- Editorial: Arbitrary arrests risk new conflicts
- Commentary: While Prayut fiddles, economy burns
- Export worries: Government's FPO cuts growth forecast again
Pol Maj Gen Chayapol said Ms Natthika was the administrator of several sites that were highly critical of the government and military regime, including "We Love Prayuth", "UDD Thailand", "Red Intelligence" and "Red Democracy". She received 110,000 baht monthly from another suspect, Harit Mahaton, since March 2014 and split the money with five other suspects, who are team members.
Ms Natthika also worked for the "Jatuporn Prompan" and "Peace TV" sites and was paid 20,000 baht per month. She was also allegedly paid 992,500 baht by Mr Sombat to operate sites criticising the People's Democratic Reform Committee from December 2013-March 2014, Pol Maj Gen Chayapol said. The sites have since been shut down.
He said Mr Harit was identified as a content adviser for "We Love Prayuth" and "UDD Thailand" and paid 28,000 baht for his services.
His contact was allegedly Chaitat Rattanajan, a ninth suspect who is currently overseas and was believed to have received instructions from another unidentified person.
The rest of the eight suspects in custody are Noppakao Kongsuwan, Worawit Saksamutnan, Yothin Mangkhangsanga, Thanawat Buranasiri, Supachai Saibut, and Kannasit Tangboonthina.
The eight suspects have been charged with inciting public unrest under the Criminal Code's Section 116 and breaching the Computer Crime Act for Facebook posts that can be used to instigate chaos.
The charges were levelled against them shortly after their detention by the military. They were escorted by National Council for Peace and Order (NCPO) officers to report to police at the Crime Suppression Division (CSD).
A small commotion erupted when a team of lawyers from the Thai Lawyers for Human Rights Centre tried to get through a police barricade at the CSD and attend the questioning.
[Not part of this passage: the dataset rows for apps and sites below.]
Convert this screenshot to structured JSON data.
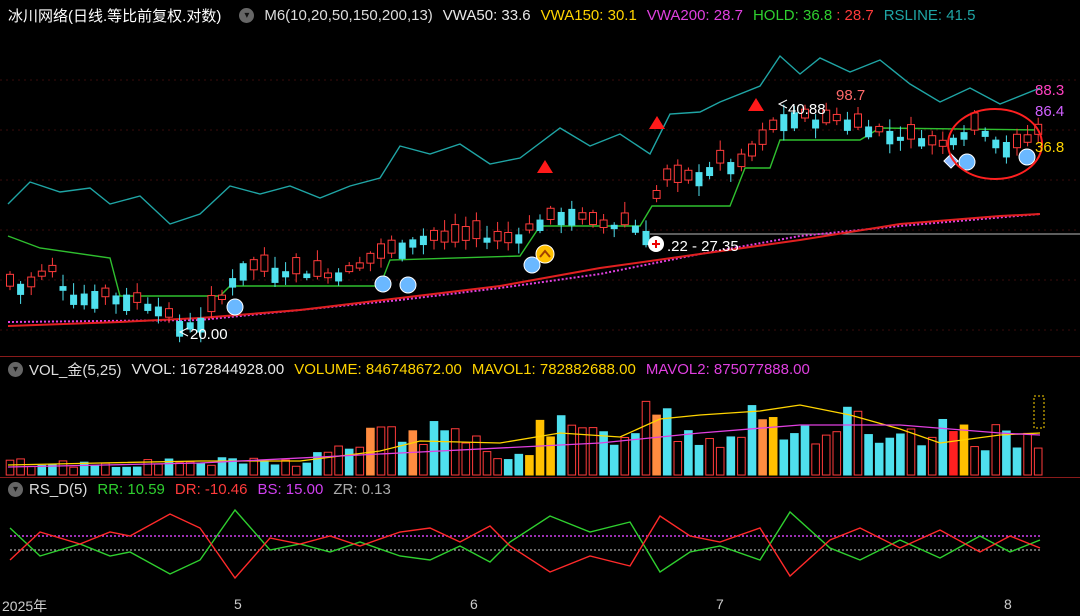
{
  "main_header": {
    "title": "冰川网络(日线.等比前复权.对数)",
    "indicator": "M6(10,20,50,150,200,13)",
    "vwa50": "VWA50: 33.6",
    "vwa150": "VWA150: 30.1",
    "vwa200": "VWA200: 28.7",
    "hold": "HOLD: 36.8",
    "hold2": ": 28.7",
    "rsline": "RSLINE: 41.5"
  },
  "vol_header": {
    "title": "VOL_金(5,25)",
    "vvol": "VVOL: 1672844928.00",
    "volume": "VOLUME: 846748672.00",
    "mavol1": "MAVOL1: 782882688.00",
    "mavol2": "MAVOL2: 875077888.00"
  },
  "rs_header": {
    "title": "RS_D(5)",
    "rr": "RR: 10.59",
    "dr": "DR: -10.46",
    "bs": "BS: 15.00",
    "zr": "ZR: 0.13"
  },
  "annotations": {
    "low": "20.00",
    "high_arrow": "40.88",
    "range": ".22 - 27.35",
    "right_top": "88.3",
    "right_peak": "98.7",
    "right_mid": "86.4",
    "right_hold": "36.8"
  },
  "x_axis": {
    "labels": [
      "2025年",
      "5",
      "6",
      "7",
      "8"
    ]
  },
  "colors": {
    "up": "#ff3b3b",
    "down": "#4fe0ee",
    "vwa50": "#3fbf3f",
    "vwa150": "#ffd400",
    "vwa200": "#e040e0",
    "hold": "#2fbf2f",
    "rsline": "#1fa5a5",
    "ma_red": "#e02020",
    "vol_orange": "#ff8c40",
    "vol_gold": "#ffc000"
  }
}
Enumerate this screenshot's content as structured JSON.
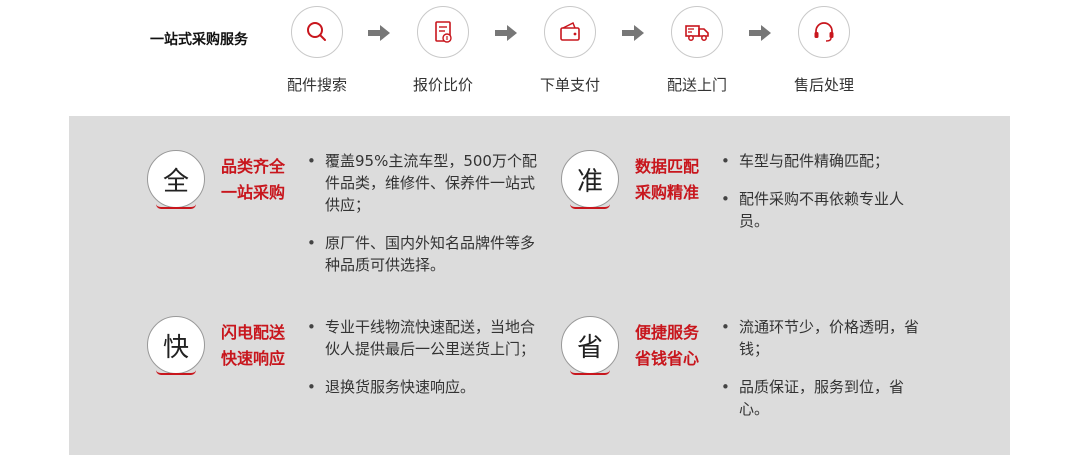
{
  "flow": {
    "title": "一站式采购服务",
    "steps": [
      {
        "label": "配件搜索",
        "icon": "search-icon"
      },
      {
        "label": "报价比价",
        "icon": "quote-document-icon"
      },
      {
        "label": "下单支付",
        "icon": "wallet-icon"
      },
      {
        "label": "配送上门",
        "icon": "delivery-truck-icon"
      },
      {
        "label": "售后处理",
        "icon": "headset-icon"
      }
    ],
    "arrow_icon": "right-arrow-icon"
  },
  "features": [
    {
      "char": "全",
      "title_line1": "品类齐全",
      "title_line2": "一站采购",
      "bullets": [
        "覆盖95%主流车型，500万个配件品类，维修件、保养件一站式供应；",
        "原厂件、国内外知名品牌件等多种品质可供选择。"
      ]
    },
    {
      "char": "准",
      "title_line1": "数据匹配",
      "title_line2": "采购精准",
      "bullets": [
        "车型与配件精确匹配；",
        "配件采购不再依赖专业人员。"
      ]
    },
    {
      "char": "快",
      "title_line1": "闪电配送",
      "title_line2": "快速响应",
      "bullets": [
        "专业干线物流快速配送，当地合伙人提供最后一公里送货上门；",
        "退换货服务快速响应。"
      ]
    },
    {
      "char": "省",
      "title_line1": "便捷服务",
      "title_line2": "省钱省心",
      "bullets": [
        "流通环节少，价格透明，省钱；",
        "品质保证，服务到位，省心。"
      ]
    }
  ],
  "colors": {
    "accent": "#c8161d",
    "panel_bg": "#dcdcdc",
    "arrow": "#777777"
  }
}
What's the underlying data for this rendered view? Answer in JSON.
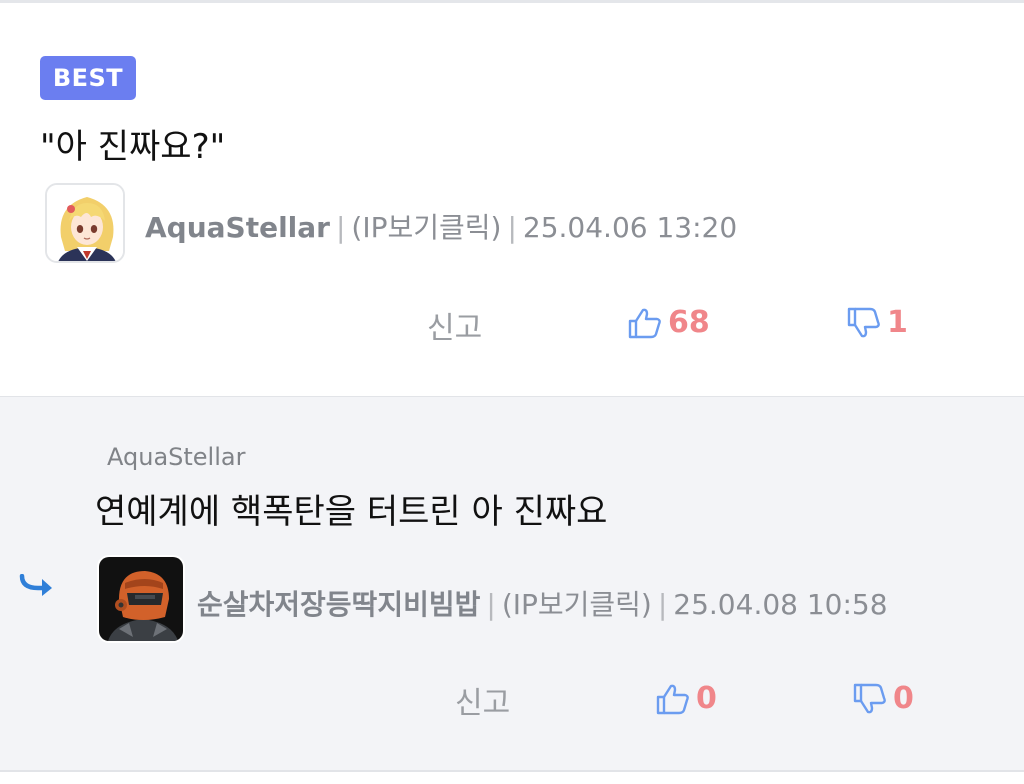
{
  "comments": [
    {
      "badge": "BEST",
      "text": "\"아 진짜요?\"",
      "author": "AquaStellar",
      "ip_link": "(IP보기클릭)",
      "datetime": "25.04.06 13:20",
      "report_label": "신고",
      "likes": "68",
      "dislikes": "1",
      "avatar": "anime-girl-avatar"
    },
    {
      "reply_to": "AquaStellar",
      "text": "연예계에 핵폭탄을 터트린 아 진짜요",
      "author": "순살차저장등딱지비빔밥",
      "ip_link": "(IP보기클릭)",
      "datetime": "25.04.08 10:58",
      "report_label": "신고",
      "likes": "0",
      "dislikes": "0",
      "avatar": "armored-helmet-avatar"
    }
  ],
  "colors": {
    "badge": "#6b7ef0",
    "vote_count": "#f0868a",
    "vote_icon": "#6b9cf0",
    "reply_arrow": "#2f7fd8"
  }
}
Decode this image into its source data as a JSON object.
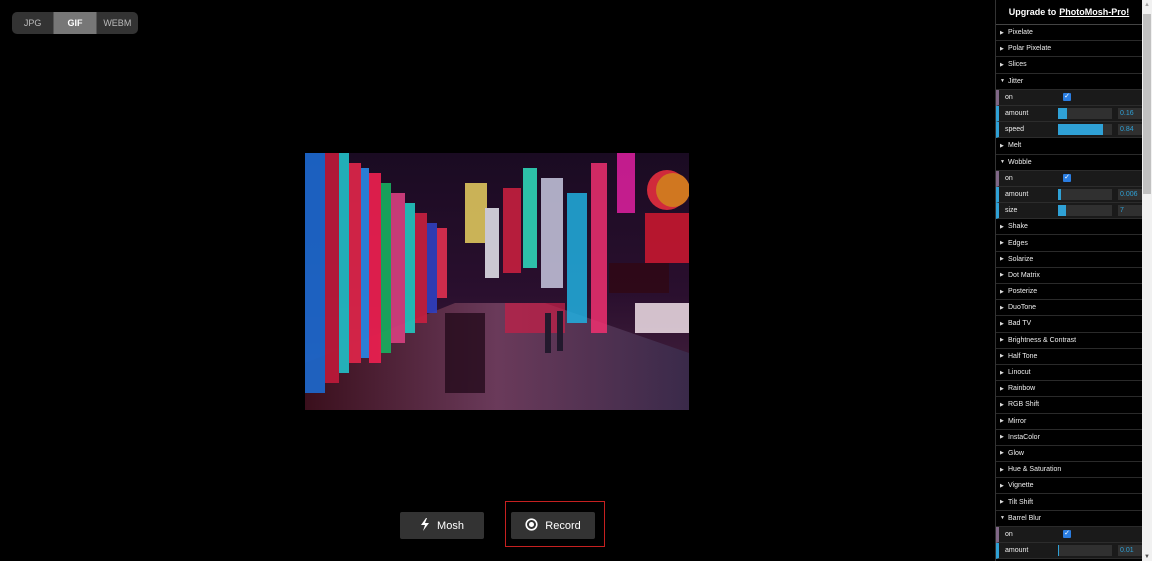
{
  "format_toggle": {
    "options": [
      "JPG",
      "GIF",
      "WEBM"
    ],
    "selected": "GIF"
  },
  "actions": {
    "mosh_label": "Mosh",
    "mosh_icon": "lightning-icon",
    "record_label": "Record",
    "record_icon": "record-icon"
  },
  "sidebar": {
    "title_prefix": "Upgrade to",
    "title_link": "PhotoMosh-Pro!",
    "effects": [
      {
        "name": "Pixelate",
        "open": false
      },
      {
        "name": "Polar Pixelate",
        "open": false
      },
      {
        "name": "Slices",
        "open": false
      },
      {
        "name": "Jitter",
        "open": true,
        "controls": [
          {
            "type": "bool",
            "label": "on",
            "checked": true
          },
          {
            "type": "slider",
            "label": "amount",
            "value": "0.16",
            "fraction": 0.16
          },
          {
            "type": "slider",
            "label": "speed",
            "value": "0.84",
            "fraction": 0.84
          }
        ]
      },
      {
        "name": "Melt",
        "open": false
      },
      {
        "name": "Wobble",
        "open": true,
        "controls": [
          {
            "type": "bool",
            "label": "on",
            "checked": true
          },
          {
            "type": "slider",
            "label": "amount",
            "value": "0.006",
            "fraction": 0.06
          },
          {
            "type": "slider",
            "label": "size",
            "value": "7",
            "fraction": 0.15
          }
        ]
      },
      {
        "name": "Shake",
        "open": false
      },
      {
        "name": "Edges",
        "open": false
      },
      {
        "name": "Solarize",
        "open": false
      },
      {
        "name": "Dot Matrix",
        "open": false
      },
      {
        "name": "Posterize",
        "open": false
      },
      {
        "name": "DuoTone",
        "open": false
      },
      {
        "name": "Bad TV",
        "open": false
      },
      {
        "name": "Brightness & Contrast",
        "open": false
      },
      {
        "name": "Half Tone",
        "open": false
      },
      {
        "name": "Linocut",
        "open": false
      },
      {
        "name": "Rainbow",
        "open": false
      },
      {
        "name": "RGB Shift",
        "open": false
      },
      {
        "name": "Mirror",
        "open": false
      },
      {
        "name": "InstaColor",
        "open": false
      },
      {
        "name": "Glow",
        "open": false
      },
      {
        "name": "Hue & Saturation",
        "open": false
      },
      {
        "name": "Vignette",
        "open": false
      },
      {
        "name": "Tilt Shift",
        "open": false
      },
      {
        "name": "Barrel Blur",
        "open": true,
        "controls": [
          {
            "type": "bool",
            "label": "on",
            "checked": true
          },
          {
            "type": "slider",
            "label": "amount",
            "value": "0.01",
            "fraction": 0.01
          }
        ]
      }
    ]
  },
  "colors": {
    "accent": "#2fa1d6",
    "bool_marker": "#806787",
    "record_frame": "#c62020"
  }
}
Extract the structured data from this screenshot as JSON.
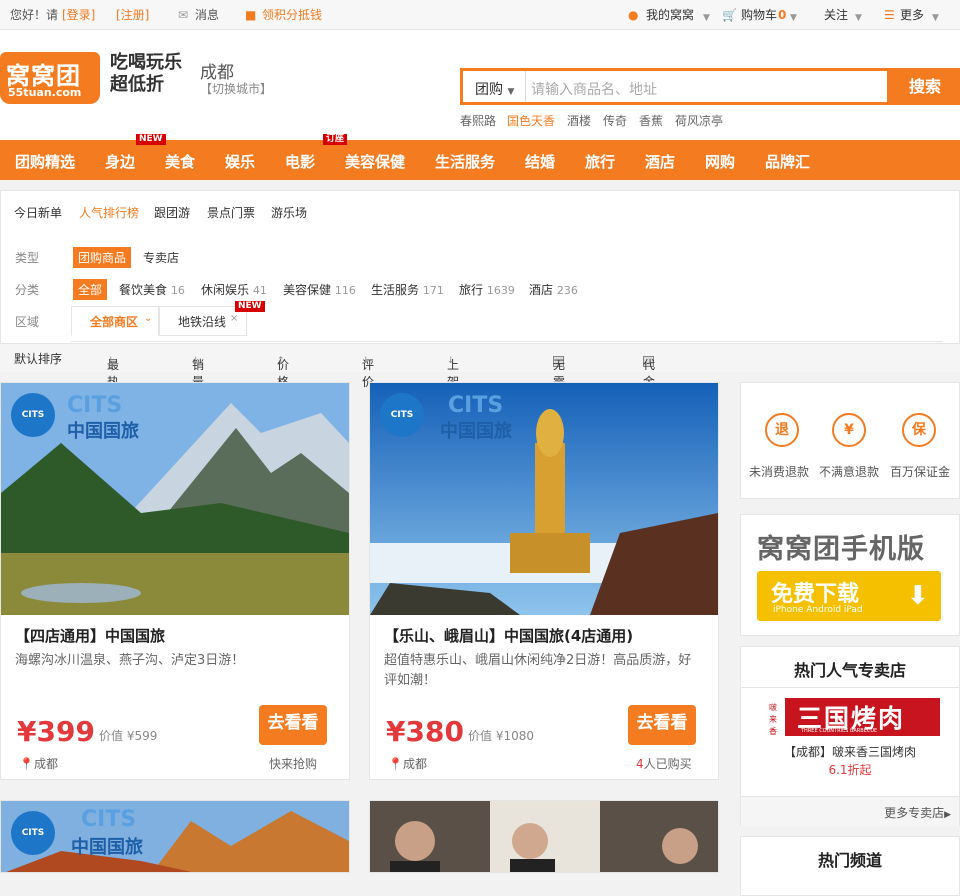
{
  "topbar": {
    "greeting": "您好！请",
    "login": "[登录]",
    "register": "[注册]",
    "message": "消息",
    "offset": "领积分抵钱",
    "my": "我的窝窝",
    "cart": "购物车",
    "cart_count": "0",
    "follow": "关注",
    "more": "更多"
  },
  "header": {
    "logo_cn": "窝窝团",
    "logo_en": "55tuan.com",
    "slogan_1": "吃喝玩乐",
    "slogan_2": "超低折",
    "city": "成都",
    "switch_city": "【切换城市】",
    "search_category": "团购",
    "search_placeholder": "请输入商品名、地址",
    "search_button": "搜索",
    "hot_words": [
      "春熙路",
      "国色天香",
      "酒楼",
      "传奇",
      "香蕉",
      "荷风凉亭"
    ]
  },
  "nav": {
    "items": [
      "团购精选",
      "身边",
      "美食",
      "娱乐",
      "电影",
      "美容保健",
      "生活服务",
      "结婚",
      "旅行",
      "酒店",
      "网购",
      "品牌汇"
    ],
    "tag_new": "NEW",
    "tag_order": "订座"
  },
  "filter": {
    "tabs": [
      "今日新单",
      "人气排行榜",
      "跟团游",
      "景点门票",
      "游乐场"
    ],
    "type_label": "类型",
    "type_options": [
      "团购商品",
      "专卖店"
    ],
    "category_label": "分类",
    "categories": [
      {
        "name": "全部",
        "count": ""
      },
      {
        "name": "餐饮美食",
        "count": "16"
      },
      {
        "name": "休闲娱乐",
        "count": "41"
      },
      {
        "name": "美容保健",
        "count": "116"
      },
      {
        "name": "生活服务",
        "count": "171"
      },
      {
        "name": "旅行",
        "count": "1639"
      },
      {
        "name": "酒店",
        "count": "236"
      }
    ],
    "area_label": "区域",
    "area_all": "全部商区",
    "area_subway": "地铁沿线",
    "area_tag": "NEW"
  },
  "sort": {
    "default": "默认排序",
    "options": [
      "最热",
      "销量",
      "价格",
      "评价",
      "上架时间"
    ],
    "checks": [
      "无需预约",
      "代金券"
    ]
  },
  "deals": [
    {
      "title": "【四店通用】中国国旅",
      "desc": "海螺沟冰川温泉、燕子沟、泸定3日游！",
      "price": "¥399",
      "value": "价值 ¥599",
      "button": "去看看",
      "location": "成都",
      "sold": "快来抢购"
    },
    {
      "title": "【乐山、峨眉山】中国国旅(4店通用)",
      "desc": "超值特惠乐山、峨眉山休闲纯净2日游！高品质游，好评如潮！",
      "price": "¥380",
      "value": "价值 ¥1080",
      "button": "去看看",
      "location": "成都",
      "sold_count": "4",
      "sold": "人已购买"
    }
  ],
  "brand": {
    "cits_en": "CITS",
    "cits_cn": "中国国旅"
  },
  "sidebar": {
    "guarantees": [
      {
        "icon": "退",
        "label": "未消费退款"
      },
      {
        "icon": "¥",
        "label": "不满意退款"
      },
      {
        "icon": "保",
        "label": "百万保证金"
      }
    ],
    "app_title": "窝窝团手机版",
    "app_download": "免费下载",
    "app_platforms": "iPhone Android iPad",
    "shops_title": "热门人气专卖店",
    "shop_banner": "三国烤肉",
    "shop_banner_sub": "THREE COUNTRIES BARBECUE",
    "shop_name": "【成都】啵来香三国烤肉",
    "shop_discount": "6.1折起",
    "more_shops": "更多专卖店",
    "channels_title": "热门频道"
  },
  "colors": {
    "brand_orange": "#f57b20",
    "price_red": "#e4393c"
  }
}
They were told to wait until the police procedures were completed.
Khoomklao Songsomboon, a representative for the lawyers, slammed the military's handling of the suspects Thursday and the police decision to pick lawyers for the suspects without their consent.
She insisted the suspects have the right to choose their own lawyers. The group also sent a team to lodge a petition with the Criminal Court seeking the release of the eight suspects. The court is scheduled to issue a decision Friday at 10am.
The 'Facebook 8' were presented Thursday at a police news briefing after they were arrested for posting online messages criticising the prime minister and the junta. The Crime Suppression Division filed charges of violating the Computer Act. They were due to appear before a military court Friday. (Photo by Patipat Janthong)
Early in the day, NCPO spokesman Col Winthai Suwaree said the suspects operated as a team as he brushed aside calls by Amnesty International for the suspects' release on grounds that the rights group had insufficient information.
Ten people were rounded up by the military on Wednesday, but two were released shortly after being cleared of any involvement. According to Col Winthai, the charges against the eight suspects are based on evidence and their statements.
The NCPO spokesman also dismissed criticism that the suspects were being treated unfairly as untrue.
Mr Jatuporn on Thursday led a group of United Front for Democracy against Dictatorship members including Natthawut Saikuar and Tida Tawornseth to the 11th Military Circle in Bangkok's Dusit district to meet the eight detainees.
However, their request was rejected by authorities who said the detainees would be brought before a military court.
Mr Jatuporn denounced the regime's actions, saying it should stop the practice of taking people from their homes without being informed of the charges against them and handed over to police.
He said the detention of the eight individuals should be the last as it would create a climate of fear in the run-up to the Aug 7 referendum.
The red-shirt leader reiterated his call for international bodies to observe the referendum and warned authorities not to intimidate the people as it could result in resistance strengthening.
The Pheu Thai Party issued a statement Thursday calling for an amendment to the Referendum Act to ensure that freedom of expression is guaranteed as the charter referendum approaches.